<<<<

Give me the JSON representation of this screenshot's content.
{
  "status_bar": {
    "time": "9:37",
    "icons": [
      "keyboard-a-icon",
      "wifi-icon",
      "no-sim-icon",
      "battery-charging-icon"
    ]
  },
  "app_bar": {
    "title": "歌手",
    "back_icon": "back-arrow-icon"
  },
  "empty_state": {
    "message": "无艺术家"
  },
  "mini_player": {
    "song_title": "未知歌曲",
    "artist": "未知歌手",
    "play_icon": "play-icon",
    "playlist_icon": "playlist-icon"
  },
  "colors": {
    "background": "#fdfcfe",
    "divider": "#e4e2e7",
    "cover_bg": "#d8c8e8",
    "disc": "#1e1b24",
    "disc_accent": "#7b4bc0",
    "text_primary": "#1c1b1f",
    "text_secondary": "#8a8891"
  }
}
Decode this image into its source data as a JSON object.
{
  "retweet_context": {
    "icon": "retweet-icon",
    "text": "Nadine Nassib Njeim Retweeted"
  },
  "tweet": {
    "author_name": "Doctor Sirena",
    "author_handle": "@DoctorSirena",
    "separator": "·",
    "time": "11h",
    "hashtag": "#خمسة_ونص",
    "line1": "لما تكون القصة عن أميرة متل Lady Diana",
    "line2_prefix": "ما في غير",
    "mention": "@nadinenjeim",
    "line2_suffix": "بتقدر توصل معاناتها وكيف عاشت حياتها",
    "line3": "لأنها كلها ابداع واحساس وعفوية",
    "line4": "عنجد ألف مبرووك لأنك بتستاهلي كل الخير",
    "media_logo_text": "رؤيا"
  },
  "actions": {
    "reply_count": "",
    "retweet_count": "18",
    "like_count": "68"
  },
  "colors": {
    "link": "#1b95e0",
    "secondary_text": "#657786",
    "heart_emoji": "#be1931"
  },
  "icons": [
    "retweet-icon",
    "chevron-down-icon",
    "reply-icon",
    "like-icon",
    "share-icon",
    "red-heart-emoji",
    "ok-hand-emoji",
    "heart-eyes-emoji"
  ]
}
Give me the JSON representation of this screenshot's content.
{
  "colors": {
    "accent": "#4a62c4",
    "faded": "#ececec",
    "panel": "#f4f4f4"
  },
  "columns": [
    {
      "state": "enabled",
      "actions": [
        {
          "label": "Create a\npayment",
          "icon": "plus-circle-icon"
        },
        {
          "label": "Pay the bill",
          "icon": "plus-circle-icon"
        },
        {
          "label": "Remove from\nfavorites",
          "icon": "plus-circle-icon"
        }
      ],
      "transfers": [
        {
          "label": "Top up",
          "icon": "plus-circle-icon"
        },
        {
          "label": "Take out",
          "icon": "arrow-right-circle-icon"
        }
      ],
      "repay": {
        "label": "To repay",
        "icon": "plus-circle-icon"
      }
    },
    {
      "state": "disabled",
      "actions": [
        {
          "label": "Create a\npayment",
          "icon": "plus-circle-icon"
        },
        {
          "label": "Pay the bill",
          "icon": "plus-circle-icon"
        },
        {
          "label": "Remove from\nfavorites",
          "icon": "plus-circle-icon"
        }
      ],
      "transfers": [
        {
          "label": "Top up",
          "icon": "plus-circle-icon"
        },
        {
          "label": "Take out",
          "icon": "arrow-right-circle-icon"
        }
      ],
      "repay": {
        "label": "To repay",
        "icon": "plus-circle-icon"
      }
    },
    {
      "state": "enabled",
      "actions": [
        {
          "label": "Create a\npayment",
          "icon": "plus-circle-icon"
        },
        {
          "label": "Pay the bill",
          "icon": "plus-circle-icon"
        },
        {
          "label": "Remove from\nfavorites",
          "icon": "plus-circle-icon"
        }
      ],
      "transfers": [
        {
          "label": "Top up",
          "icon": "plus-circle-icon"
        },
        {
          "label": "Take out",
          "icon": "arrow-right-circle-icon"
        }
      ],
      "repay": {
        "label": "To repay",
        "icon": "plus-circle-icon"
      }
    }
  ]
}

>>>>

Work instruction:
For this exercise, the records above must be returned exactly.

Reply:
Give me the JSON representation of this screenshot's content.
{
  "status_bar": {
    "time": "9:37",
    "icons": [
      "keyboard-a-icon",
      "wifi-icon",
      "no-sim-icon",
      "battery-charging-icon"
    ]
  },
  "app_bar": {
    "title": "歌手",
    "back_icon": "back-arrow-icon"
  },
  "empty_state": {
    "message": "无艺术家"
  },
  "mini_player": {
    "song_title": "未知歌曲",
    "artist": "未知歌手",
    "play_icon": "play-icon",
    "playlist_icon": "playlist-icon"
  },
  "colors": {
    "background": "#fdfcfe",
    "divider": "#e4e2e7",
    "cover_bg": "#d8c8e8",
    "disc": "#1e1b24",
    "disc_accent": "#7b4bc0",
    "text_primary": "#1c1b1f",
    "text_secondary": "#8a8891"
  }
}
Decode this image into its source data as a JSON object.
{
  "retweet_context": {
    "icon": "retweet-icon",
    "text": "Nadine Nassib Njeim Retweeted"
  },
  "tweet": {
    "author_name": "Doctor Sirena",
    "author_handle": "@DoctorSirena",
    "separator": "·",
    "time": "11h",
    "hashtag": "#خمسة_ونص",
    "line1": "لما تكون القصة عن أميرة متل Lady Diana",
    "line2_prefix": "ما في غير",
    "mention": "@nadinenjeim",
    "line2_suffix": "بتقدر توصل معاناتها وكيف عاشت حياتها",
    "line3": "لأنها كلها ابداع واحساس وعفوية",
    "line4": "عنجد ألف مبرووك لأنك بتستاهلي كل الخير",
    "media_logo_text": "رؤيا"
  },
  "actions": {
    "reply_count": "",
    "retweet_count": "18",
    "like_count": "68"
  },
  "colors": {
    "link": "#1b95e0",
    "secondary_text": "#657786",
    "heart_emoji": "#be1931"
  },
  "icons": [
    "retweet-icon",
    "chevron-down-icon",
    "reply-icon",
    "like-icon",
    "share-icon",
    "red-heart-emoji",
    "ok-hand-emoji",
    "heart-eyes-emoji"
  ]
}
Give me the JSON representation of this screenshot's content.
{
  "colors": {
    "accent": "#4a62c4",
    "faded": "#ececec",
    "panel": "#f4f4f4"
  },
  "columns": [
    {
      "state": "enabled",
      "actions": [
        {
          "label": "Create a\npayment",
          "icon": "plus-circle-icon"
        },
        {
          "label": "Pay the bill",
          "icon": "plus-circle-icon"
        },
        {
          "label": "Remove from\nfavorites",
          "icon": "plus-circle-icon"
        }
      ],
      "transfers": [
        {
          "label": "Top up",
          "icon": "plus-circle-icon"
        },
        {
          "label": "Take out",
          "icon": "arrow-right-circle-icon"
        }
      ],
      "repay": {
        "label": "To repay",
        "icon": "plus-circle-icon"
      }
    },
    {
      "state": "disabled",
      "actions": [
        {
          "label": "Create a\npayment",
          "icon": "plus-circle-icon"
        },
        {
          "label": "Pay the bill",
          "icon": "plus-circle-icon"
        },
        {
          "label": "Remove from\nfavorites",
          "icon": "plus-circle-icon"
        }
      ],
      "transfers": [
        {
          "label": "Top up",
          "icon": "plus-circle-icon"
        },
        {
          "label": "Take out",
          "icon": "arrow-right-circle-icon"
        }
      ],
      "repay": {
        "label": "To repay",
        "icon": "plus-circle-icon"
      }
    },
    {
      "state": "enabled",
      "actions": [
        {
          "label": "Create a\npayment",
          "icon": "plus-circle-icon"
        },
        {
          "label": "Pay the bill",
          "icon": "plus-circle-icon"
        },
        {
          "label": "Remove from\nfavorites",
          "icon": "plus-circle-icon"
        }
      ],
      "transfers": [
        {
          "label": "Top up",
          "icon": "plus-circle-icon"
        },
        {
          "label": "Take out",
          "icon": "arrow-right-circle-icon"
        }
      ],
      "repay": {
        "label": "To repay",
        "icon": "plus-circle-icon"
      }
    }
  ]
}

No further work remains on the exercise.